About this exercise — Retype the whole listing exactly. Leave out pictures.

------

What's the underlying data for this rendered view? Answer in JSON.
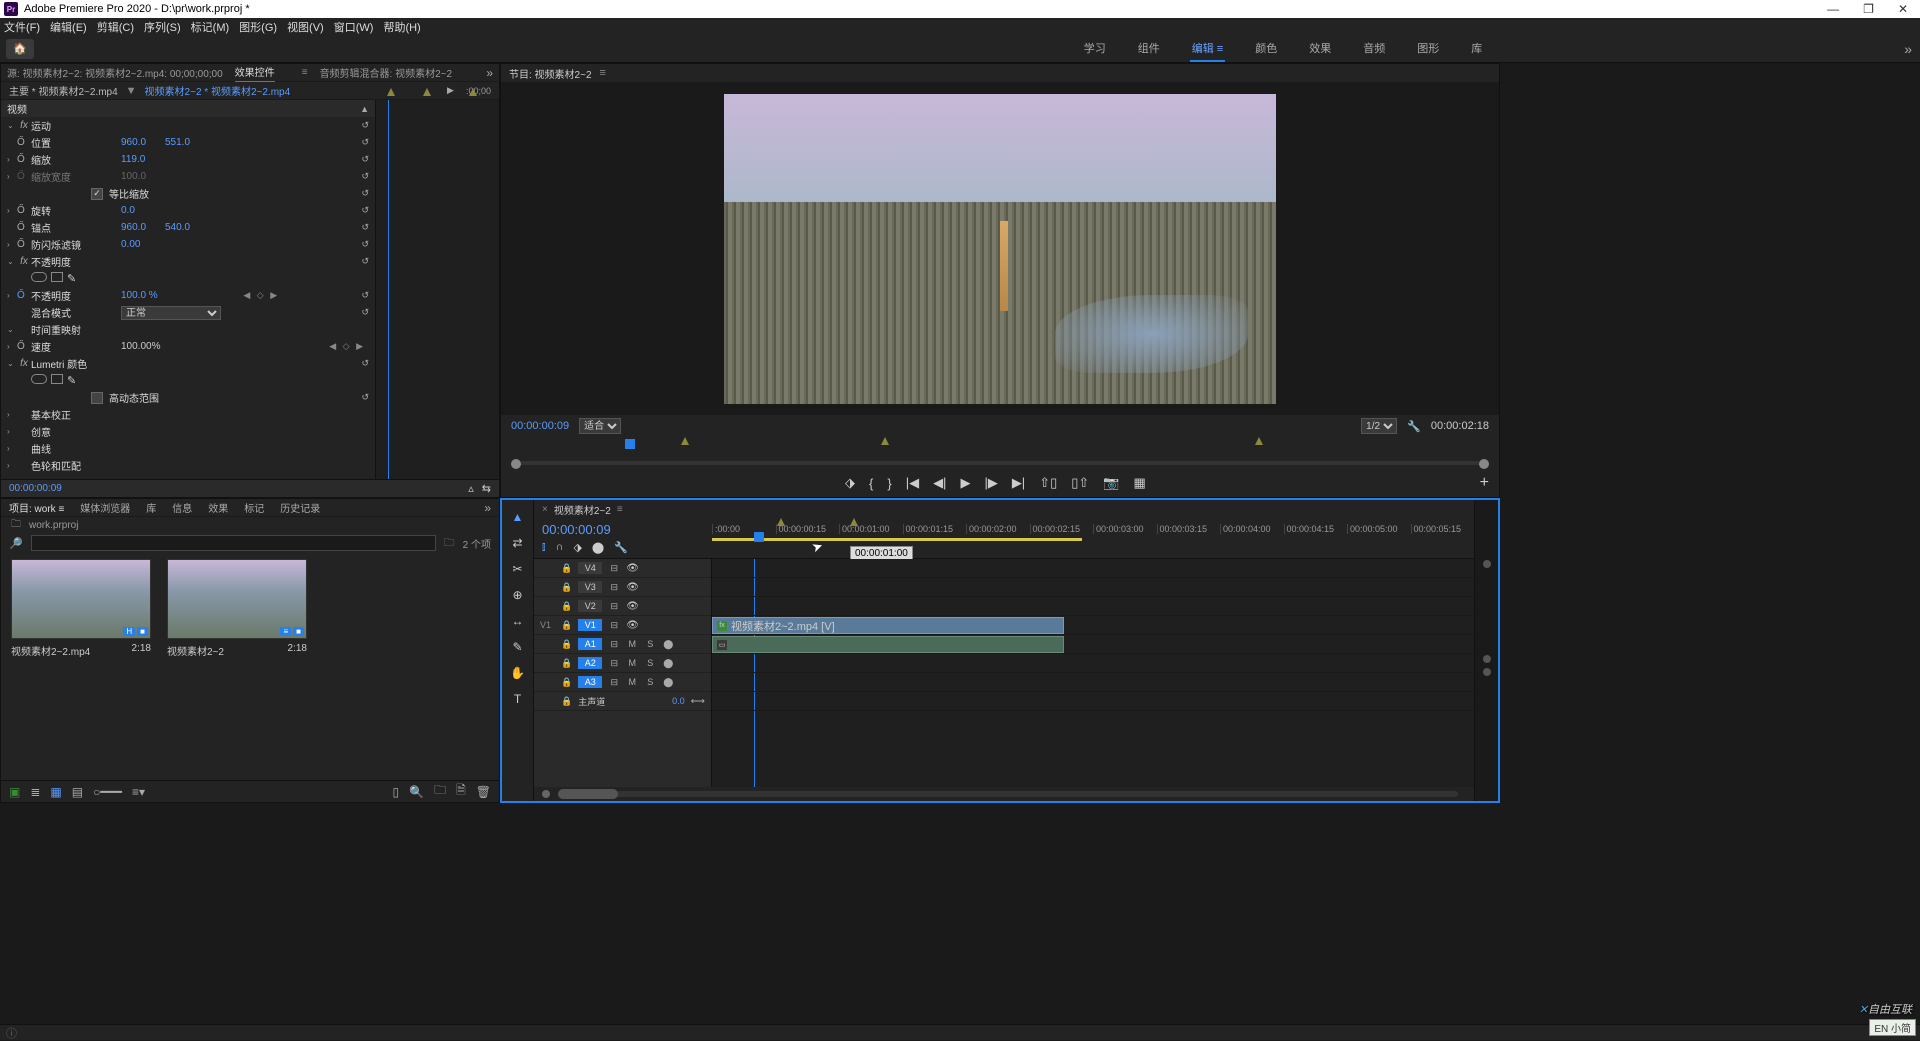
{
  "app": {
    "title": "Adobe Premiere Pro 2020 - D:\\pr\\work.prproj *",
    "icon_label": "Pr"
  },
  "menu": [
    "文件(F)",
    "编辑(E)",
    "剪辑(C)",
    "序列(S)",
    "标记(M)",
    "图形(G)",
    "视图(V)",
    "窗口(W)",
    "帮助(H)"
  ],
  "workspaces": {
    "items": [
      "学习",
      "组件",
      "编辑",
      "颜色",
      "效果",
      "音频",
      "图形",
      "库"
    ],
    "active_index": 2
  },
  "source_tabs": {
    "items": [
      "源: 视频素材2~2: 视频素材2~2.mp4: 00;00;00;00",
      "效果控件",
      "音频剪辑混合器: 视频素材2~2"
    ],
    "active_index": 1
  },
  "effect_controls": {
    "master": "主要 * 视频素材2~2.mp4",
    "clip_path": "视频素材2~2 * 视频素材2~2.mp4",
    "time_start": ":00;00",
    "clip_label": "视频素材2~2.mp4",
    "video_header": "视频",
    "motion": {
      "label": "运动",
      "position": {
        "label": "位置",
        "x": "960.0",
        "y": "551.0"
      },
      "scale": {
        "label": "缩放",
        "value": "119.0"
      },
      "scale_w": {
        "label": "缩放宽度",
        "value": "100.0"
      },
      "uniform": {
        "label": "等比缩放",
        "checked": true
      },
      "rotation": {
        "label": "旋转",
        "value": "0.0"
      },
      "anchor": {
        "label": "锚点",
        "x": "960.0",
        "y": "540.0"
      },
      "flicker": {
        "label": "防闪烁滤镜",
        "value": "0.00"
      }
    },
    "opacity": {
      "label": "不透明度",
      "value": "100.0 %",
      "blend_label": "混合模式",
      "blend_value": "正常"
    },
    "remap": {
      "label": "时间重映射",
      "speed_label": "速度",
      "speed_value": "100.00%"
    },
    "lumetri": {
      "label": "Lumetri 颜色",
      "hdr_label": "高动态范围"
    },
    "items": [
      "基本校正",
      "创意",
      "曲线",
      "色轮和匹配"
    ],
    "footer_tc": "00:00:00:09"
  },
  "program": {
    "title": "节目: 视频素材2~2",
    "tc": "00:00:00:09",
    "fit": "适合",
    "res": "1/2",
    "duration": "00:00:02:18"
  },
  "project": {
    "tabs": [
      "项目: work",
      "媒体浏览器",
      "库",
      "信息",
      "效果",
      "标记",
      "历史记录"
    ],
    "project_name": "work.prproj",
    "item_count": "2 个项",
    "thumbs": [
      {
        "name": "视频素材2~2.mp4",
        "dur": "2:18"
      },
      {
        "name": "视频素材2~2",
        "dur": "2:18"
      }
    ]
  },
  "tools": [
    "▲",
    "⇄",
    "✂",
    "⊕",
    "↔",
    "✎",
    "✋",
    "T"
  ],
  "timeline": {
    "title": "视频素材2~2",
    "tc": "00:00:00:09",
    "tooltip": "00:00:01:00",
    "ruler": [
      ":00:00",
      "00:00:00:15",
      "00:00:01:00",
      "00:00:01:15",
      "00:00:02:00",
      "00:00:02:15",
      "00:00:03:00",
      "00:00:03:15",
      "00:00:04:00",
      "00:00:04:15",
      "00:00:05:00",
      "00:00:05:15"
    ],
    "video_tracks": [
      "V4",
      "V3",
      "V2",
      "V1"
    ],
    "audio_tracks": [
      "A1",
      "A2",
      "A3"
    ],
    "master": "主声道",
    "master_val": "0.0",
    "clip_label": "视频素材2~2.mp4 [V]",
    "side_label": "V1"
  },
  "watermark": "自由互联",
  "ime": "EN 小简"
}
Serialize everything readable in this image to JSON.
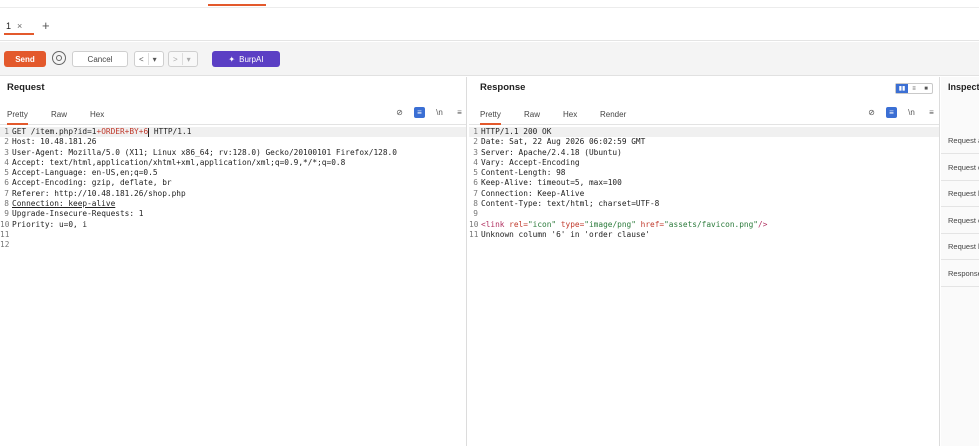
{
  "tabs": [
    {
      "label": "1"
    }
  ],
  "toolbar": {
    "send_label": "Send",
    "cancel_label": "Cancel",
    "back_label": "<",
    "back_menu": "▾",
    "fwd_label": ">",
    "fwd_menu": "▾",
    "burpai_label": "BurpAI"
  },
  "request": {
    "title": "Request",
    "tabs": [
      "Pretty",
      "Raw",
      "Hex"
    ],
    "lines": [
      {
        "n": "1",
        "pre": "GET /item.php?id=1",
        "param": "+ORDER+BY+6",
        "post": " HTTP/1.1"
      },
      {
        "n": "2",
        "text": "Host: 10.48.181.26"
      },
      {
        "n": "3",
        "text": "User-Agent: Mozilla/5.0 (X11; Linux x86_64; rv:128.0) Gecko/20100101 Firefox/128.0"
      },
      {
        "n": "4",
        "text": "Accept: text/html,application/xhtml+xml,application/xml;q=0.9,*/*;q=0.8"
      },
      {
        "n": "5",
        "text": "Accept-Language: en-US,en;q=0.5"
      },
      {
        "n": "6",
        "text": "Accept-Encoding: gzip, deflate, br"
      },
      {
        "n": "7",
        "text": "Referer: http://10.48.181.26/shop.php"
      },
      {
        "n": "8",
        "text": "Connection: keep-alive"
      },
      {
        "n": "9",
        "text": "Upgrade-Insecure-Requests: 1"
      },
      {
        "n": "10",
        "text": "Priority: u=0, i"
      },
      {
        "n": "11",
        "text": ""
      },
      {
        "n": "12",
        "text": ""
      }
    ]
  },
  "response": {
    "title": "Response",
    "tabs": [
      "Pretty",
      "Raw",
      "Hex",
      "Render"
    ],
    "lines": [
      {
        "n": "1",
        "text": "HTTP/1.1 200 OK"
      },
      {
        "n": "2",
        "text": "Date: Sat, 22 Aug 2026 06:02:59 GMT"
      },
      {
        "n": "3",
        "text": "Server: Apache/2.4.18 (Ubuntu)"
      },
      {
        "n": "4",
        "text": "Vary: Accept-Encoding"
      },
      {
        "n": "5",
        "text": "Content-Length: 98"
      },
      {
        "n": "6",
        "text": "Keep-Alive: timeout=5, max=100"
      },
      {
        "n": "7",
        "text": "Connection: Keep-Alive"
      },
      {
        "n": "8",
        "text": "Content-Type: text/html; charset=UTF-8"
      },
      {
        "n": "9",
        "text": ""
      },
      {
        "n": "10",
        "html": true,
        "tag_open": "<link ",
        "a1": "rel=",
        "v1": "\"icon\"",
        "a2": " type=",
        "v2": "\"image/png\"",
        "a3": " href=",
        "v3": "\"assets/favicon.png\"",
        "tag_close": "/>"
      },
      {
        "n": "11",
        "text": "Unknown column '6' in 'order clause'"
      }
    ]
  },
  "inspector": {
    "title": "Inspector",
    "items": [
      "Request attributes",
      "Request query parameters",
      "Request body parameters",
      "Request cookies",
      "Request headers",
      "Response headers"
    ]
  }
}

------

Reply to the exercise —
What's the underlying data for this rendered view? Answer in JSON.
{
  "app": {
    "title": "Adobe Premiere Pro 2020 - D:\\pr\\work.prproj *",
    "icon_label": "Pr"
  },
  "menu": [
    "文件(F)",
    "编辑(E)",
    "剪辑(C)",
    "序列(S)",
    "标记(M)",
    "图形(G)",
    "视图(V)",
    "窗口(W)",
    "帮助(H)"
  ],
  "workspaces": {
    "items": [
      "学习",
      "组件",
      "编辑",
      "颜色",
      "效果",
      "音频",
      "图形",
      "库"
    ],
    "active_index": 2
  },
  "source_tabs": {
    "items": [
      "源: 视频素材2~2: 视频素材2~2.mp4: 00;00;00;00",
      "效果控件",
      "音频剪辑混合器: 视频素材2~2"
    ],
    "active_index": 1
  },
  "effect_controls": {
    "master": "主要 * 视频素材2~2.mp4",
    "clip_path": "视频素材2~2 * 视频素材2~2.mp4",
    "time_start": ":00;00",
    "clip_label": "视频素材2~2.mp4",
    "video_header": "视频",
    "motion": {
      "label": "运动",
      "position": {
        "label": "位置",
        "x": "960.0",
        "y": "551.0"
      },
      "scale": {
        "label": "缩放",
        "value": "119.0"
      },
      "scale_w": {
        "label": "缩放宽度",
        "value": "100.0"
      },
      "uniform": {
        "label": "等比缩放",
        "checked": true
      },
      "rotation": {
        "label": "旋转",
        "value": "0.0"
      },
      "anchor": {
        "label": "锚点",
        "x": "960.0",
        "y": "540.0"
      },
      "flicker": {
        "label": "防闪烁滤镜",
        "value": "0.00"
      }
    },
    "opacity": {
      "label": "不透明度",
      "value": "100.0 %",
      "blend_label": "混合模式",
      "blend_value": "正常"
    },
    "remap": {
      "label": "时间重映射",
      "speed_label": "速度",
      "speed_value": "100.00%"
    },
    "lumetri": {
      "label": "Lumetri 颜色",
      "hdr_label": "高动态范围"
    },
    "items": [
      "基本校正",
      "创意",
      "曲线",
      "色轮和匹配"
    ],
    "footer_tc": "00:00:00:09"
  },
  "program": {
    "title": "节目: 视频素材2~2",
    "tc": "00:00:00:09",
    "fit": "适合",
    "res": "1/2",
    "duration": "00:00:02:18"
  },
  "project": {
    "tabs": [
      "项目: work",
      "媒体浏览器",
      "库",
      "信息",
      "效果",
      "标记",
      "历史记录"
    ],
    "project_name": "work.prproj",
    "item_count": "2 个项",
    "thumbs": [
      {
        "name": "视频素材2~2.mp4",
        "dur": "2:18"
      },
      {
        "name": "视频素材2~2",
        "dur": "2:18"
      }
    ]
  },
  "tools": [
    "▲",
    "⇄",
    "✂",
    "⊕",
    "↔",
    "✎",
    "✋",
    "T"
  ],
  "timeline": {
    "title": "视频素材2~2",
    "tc": "00:00:00:09",
    "tooltip": "00:00:01:00",
    "ruler": [
      ":00:00",
      "00:00:00:15",
      "00:00:01:00",
      "00:00:01:15",
      "00:00:02:00",
      "00:00:02:15",
      "00:00:03:00",
      "00:00:03:15",
      "00:00:04:00",
      "00:00:04:15",
      "00:00:05:00",
      "00:00:05:15"
    ],
    "video_tracks": [
      "V4",
      "V3",
      "V2",
      "V1"
    ],
    "audio_tracks": [
      "A1",
      "A2",
      "A3"
    ],
    "master": "主声道",
    "master_val": "0.0",
    "clip_label": "视频素材2~2.mp4 [V]",
    "side_label": "V1"
  },
  "watermark": "自由互联",
  "ime": "EN 小简"
}
Serialize everything readable in this image to JSON.
{
  "tabs": [
    {
      "label": "1"
    }
  ],
  "toolbar": {
    "send_label": "Send",
    "cancel_label": "Cancel",
    "back_label": "<",
    "back_menu": "▾",
    "fwd_label": ">",
    "fwd_menu": "▾",
    "burpai_label": "BurpAI"
  },
  "request": {
    "title": "Request",
    "tabs": [
      "Pretty",
      "Raw",
      "Hex"
    ],
    "lines": [
      {
        "n": "1",
        "pre": "GET /item.php?id=1",
        "param": "+ORDER+BY+6",
        "post": " HTTP/1.1"
      },
      {
        "n": "2",
        "text": "Host: 10.48.181.26"
      },
      {
        "n": "3",
        "text": "User-Agent: Mozilla/5.0 (X11; Linux x86_64; rv:128.0) Gecko/20100101 Firefox/128.0"
      },
      {
        "n": "4",
        "text": "Accept: text/html,application/xhtml+xml,application/xml;q=0.9,*/*;q=0.8"
      },
      {
        "n": "5",
        "text": "Accept-Language: en-US,en;q=0.5"
      },
      {
        "n": "6",
        "text": "Accept-Encoding: gzip, deflate, br"
      },
      {
        "n": "7",
        "text": "Referer: http://10.48.181.26/shop.php"
      },
      {
        "n": "8",
        "text": "Connection: keep-alive"
      },
      {
        "n": "9",
        "text": "Upgrade-Insecure-Requests: 1"
      },
      {
        "n": "10",
        "text": "Priority: u=0, i"
      },
      {
        "n": "11",
        "text": ""
      },
      {
        "n": "12",
        "text": ""
      }
    ]
  },
  "response": {
    "title": "Response",
    "tabs": [
      "Pretty",
      "Raw",
      "Hex",
      "Render"
    ],
    "lines": [
      {
        "n": "1",
        "text": "HTTP/1.1 200 OK"
      },
      {
        "n": "2",
        "text": "Date: Sat, 22 Aug 2026 06:02:59 GMT"
      },
      {
        "n": "3",
        "text": "Server: Apache/2.4.18 (Ubuntu)"
      },
      {
        "n": "4",
        "text": "Vary: Accept-Encoding"
      },
      {
        "n": "5",
        "text": "Content-Length: 98"
      },
      {
        "n": "6",
        "text": "Keep-Alive: timeout=5, max=100"
      },
      {
        "n": "7",
        "text": "Connection: Keep-Alive"
      },
      {
        "n": "8",
        "text": "Content-Type: text/html; charset=UTF-8"
      },
      {
        "n": "9",
        "text": ""
      },
      {
        "n": "10",
        "html": true,
        "tag_open": "<link ",
        "a1": "rel=",
        "v1": "\"icon\"",
        "a2": " type=",
        "v2": "\"image/png\"",
        "a3": " href=",
        "v3": "\"assets/favicon.png\"",
        "tag_close": "/>"
      },
      {
        "n": "11",
        "text": "Unknown column '6' in 'order clause'"
      }
    ]
  },
  "inspector": {
    "title": "Inspector",
    "items": [
      "Request attributes",
      "Request query parameters",
      "Request body parameters",
      "Request cookies",
      "Request headers",
      "Response headers"
    ]
  }
}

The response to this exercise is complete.